## WHAT TO PRODUCE
From the records below, copy every line that contains the word "icon".

################

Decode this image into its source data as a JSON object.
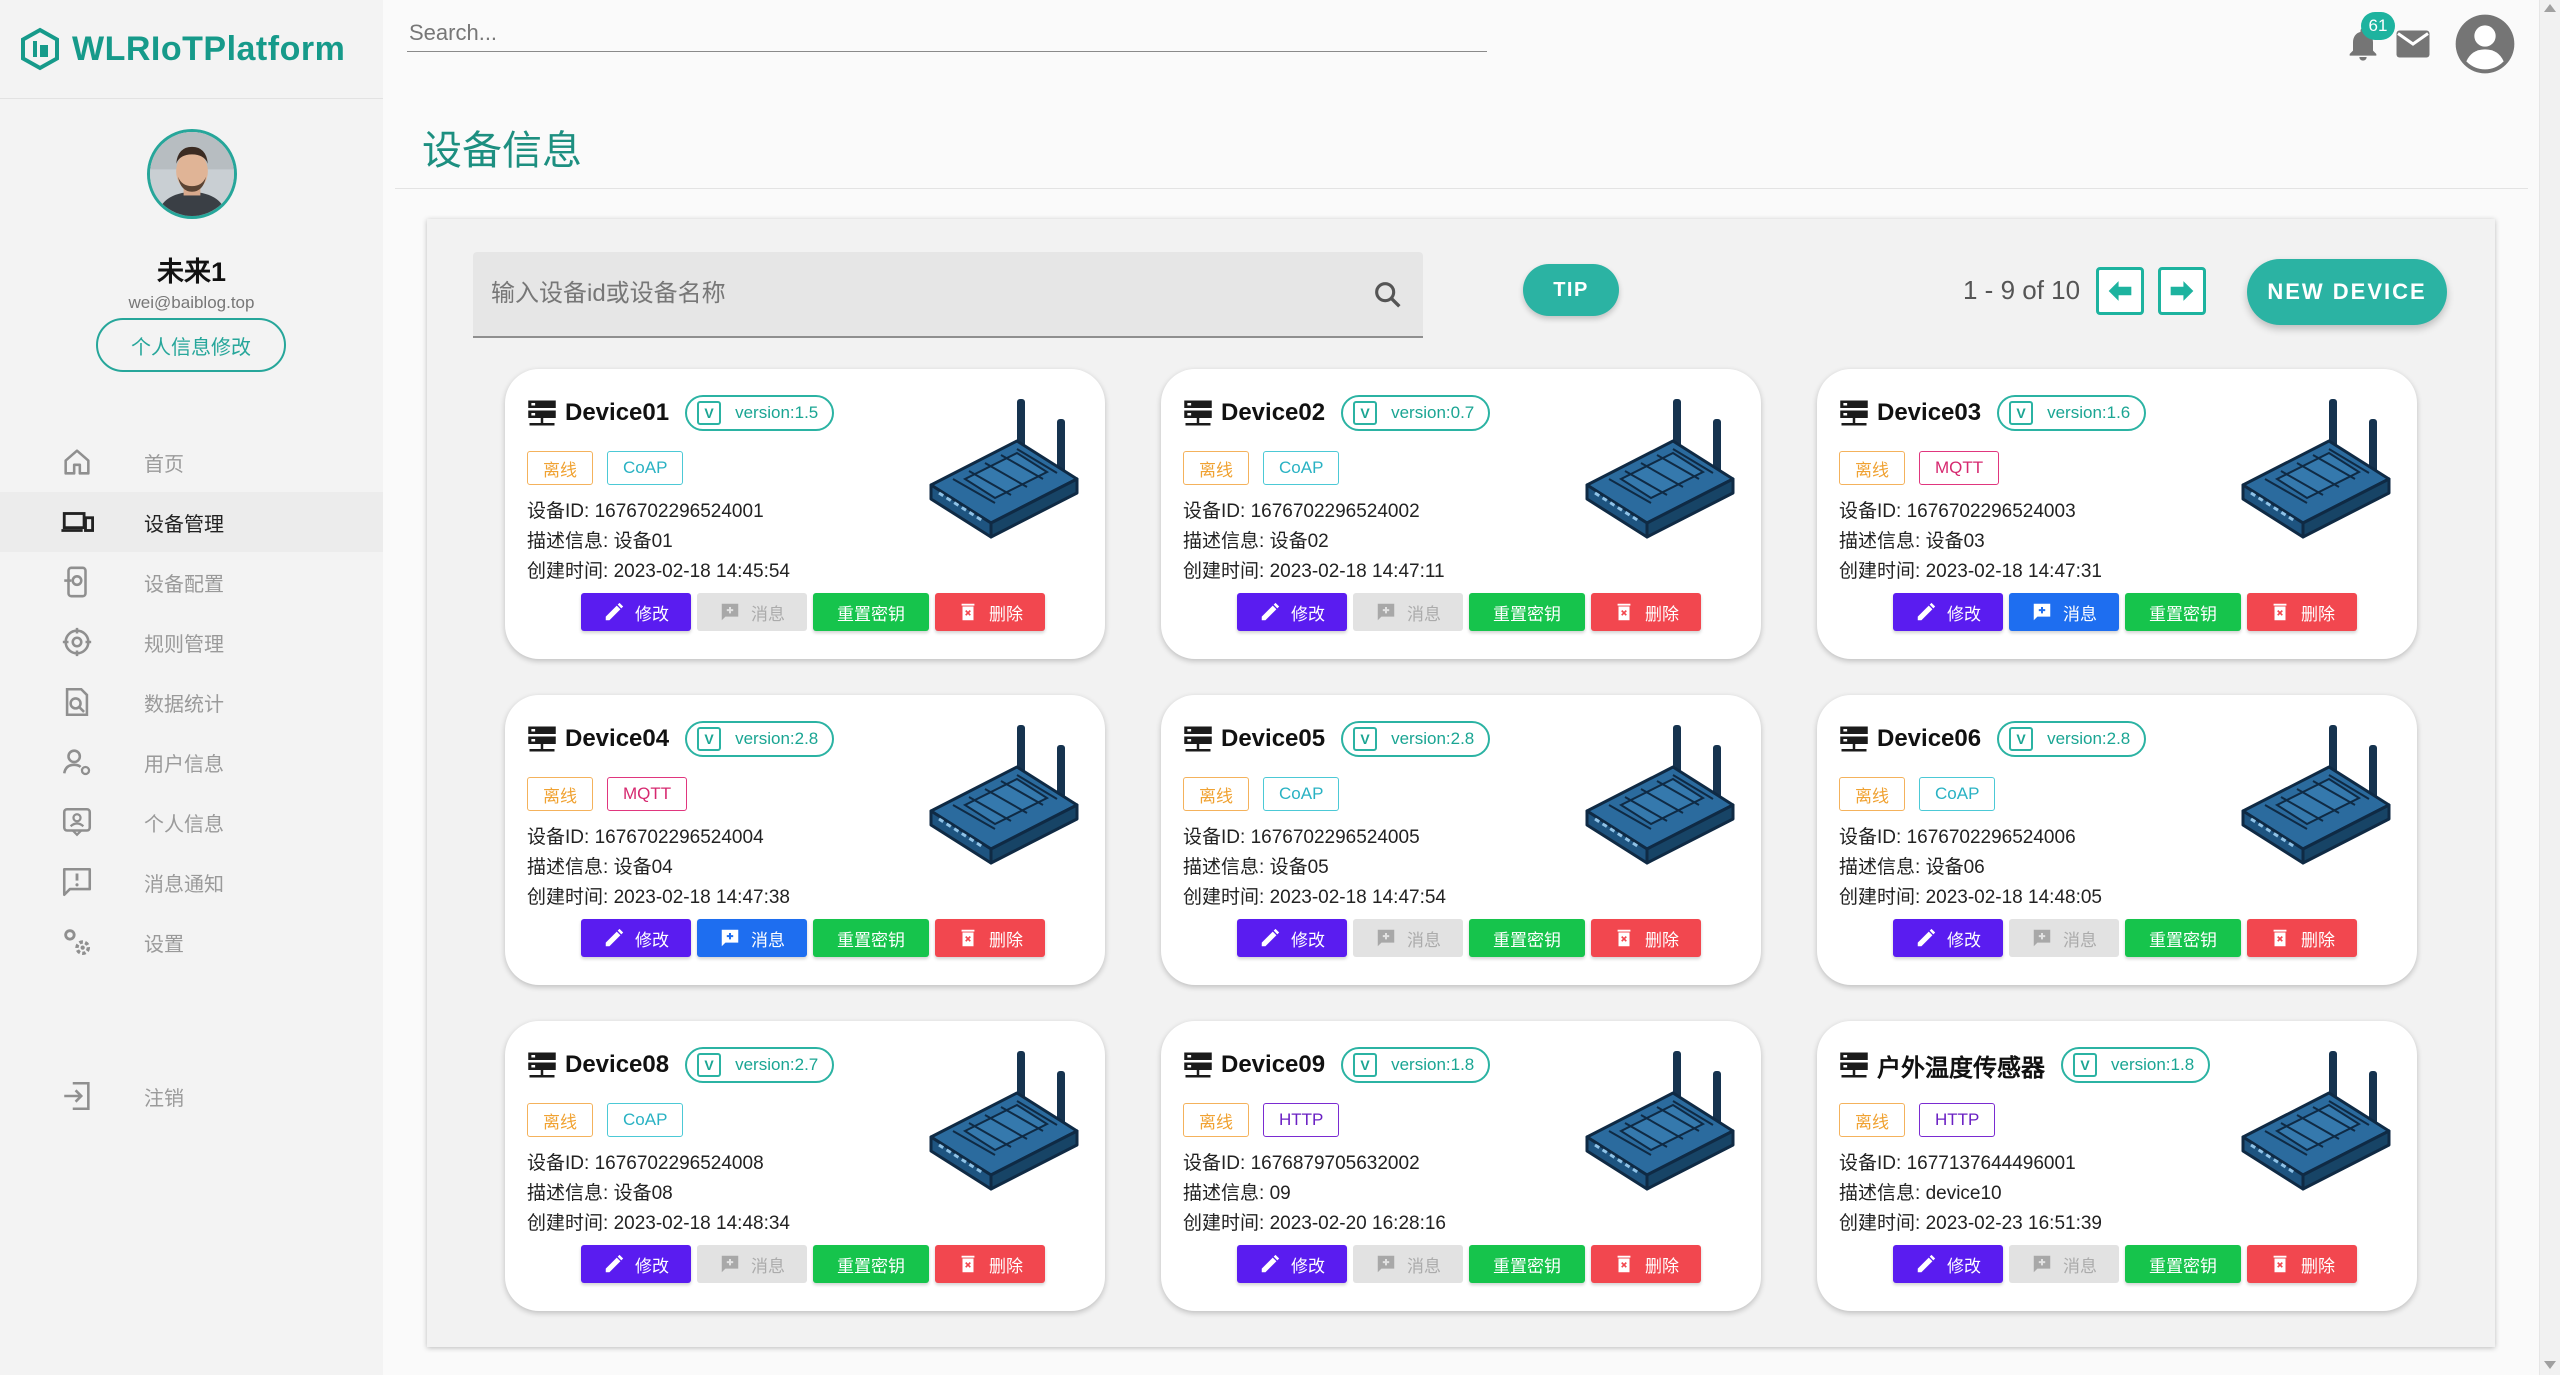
{
  "app": {
    "title": "WLRIoTPlatform"
  },
  "search": {
    "placeholder": "Search..."
  },
  "notifications": {
    "count": "61"
  },
  "profile": {
    "name": "未来1",
    "email": "wei@baiblog.top",
    "edit_label": "个人信息修改"
  },
  "menu": [
    {
      "label": "首页",
      "icon": "home-icon"
    },
    {
      "label": "设备管理",
      "icon": "devices-icon",
      "active": true
    },
    {
      "label": "设备配置",
      "icon": "device-config-icon"
    },
    {
      "label": "规则管理",
      "icon": "rules-icon"
    },
    {
      "label": "数据统计",
      "icon": "data-stats-icon"
    },
    {
      "label": "用户信息",
      "icon": "user-info-icon"
    },
    {
      "label": "个人信息",
      "icon": "personal-info-icon"
    },
    {
      "label": "消息通知",
      "icon": "notification-icon"
    },
    {
      "label": "设置",
      "icon": "settings-icon"
    }
  ],
  "logout": {
    "label": "注销"
  },
  "page": {
    "title": "设备信息"
  },
  "toolbar": {
    "search_placeholder": "输入设备id或设备名称",
    "tip_label": "TIP",
    "pager_text": "1 - 9 of 10",
    "new_device_label": "NEW DEVICE"
  },
  "labels": {
    "id_prefix": "设备ID: ",
    "desc_prefix": "描述信息: ",
    "created_prefix": "创建时间: ",
    "edit": "修改",
    "message": "消息",
    "reset_key": "重置密钥",
    "delete": "删除",
    "version_badge": "V"
  },
  "colors": {
    "accent": "#26a69a",
    "edit": "#5a1cf0",
    "message": "#1e6ef0",
    "reset_key": "#16c44c",
    "delete": "#f2474f"
  },
  "devices": [
    {
      "name": "Device01",
      "version": "version:1.5",
      "status": "离线",
      "protocol": "CoAP",
      "id": "1676702296524001",
      "desc": "设备01",
      "created": "2023-02-18 14:45:54",
      "message_enabled": false
    },
    {
      "name": "Device02",
      "version": "version:0.7",
      "status": "离线",
      "protocol": "CoAP",
      "id": "1676702296524002",
      "desc": "设备02",
      "created": "2023-02-18 14:47:11",
      "message_enabled": false
    },
    {
      "name": "Device03",
      "version": "version:1.6",
      "status": "离线",
      "protocol": "MQTT",
      "id": "1676702296524003",
      "desc": "设备03",
      "created": "2023-02-18 14:47:31",
      "message_enabled": true
    },
    {
      "name": "Device04",
      "version": "version:2.8",
      "status": "离线",
      "protocol": "MQTT",
      "id": "1676702296524004",
      "desc": "设备04",
      "created": "2023-02-18 14:47:38",
      "message_enabled": true
    },
    {
      "name": "Device05",
      "version": "version:2.8",
      "status": "离线",
      "protocol": "CoAP",
      "id": "1676702296524005",
      "desc": "设备05",
      "created": "2023-02-18 14:47:54",
      "message_enabled": false
    },
    {
      "name": "Device06",
      "version": "version:2.8",
      "status": "离线",
      "protocol": "CoAP",
      "id": "1676702296524006",
      "desc": "设备06",
      "created": "2023-02-18 14:48:05",
      "message_enabled": false
    },
    {
      "name": "Device08",
      "version": "version:2.7",
      "status": "离线",
      "protocol": "CoAP",
      "id": "1676702296524008",
      "desc": "设备08",
      "created": "2023-02-18 14:48:34",
      "message_enabled": false
    },
    {
      "name": "Device09",
      "version": "version:1.8",
      "status": "离线",
      "protocol": "HTTP",
      "id": "1676879705632002",
      "desc": "09",
      "created": "2023-02-20 16:28:16",
      "message_enabled": false
    },
    {
      "name": "户外温度传感器",
      "version": "version:1.8",
      "status": "离线",
      "protocol": "HTTP",
      "id": "1677137644496001",
      "desc": "device10",
      "created": "2023-02-23 16:51:39",
      "message_enabled": false
    }
  ]
}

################

## WRITTEN REPLY
      "icon": "home-icon"
      "icon": "devices-icon",
      "icon": "device-config-icon"
      "icon": "rules-icon"
      "icon": "data-stats-icon"
      "icon": "user-info-icon"
      "icon": "personal-info-icon"
      "icon": "notification-icon"
      "icon": "settings-icon"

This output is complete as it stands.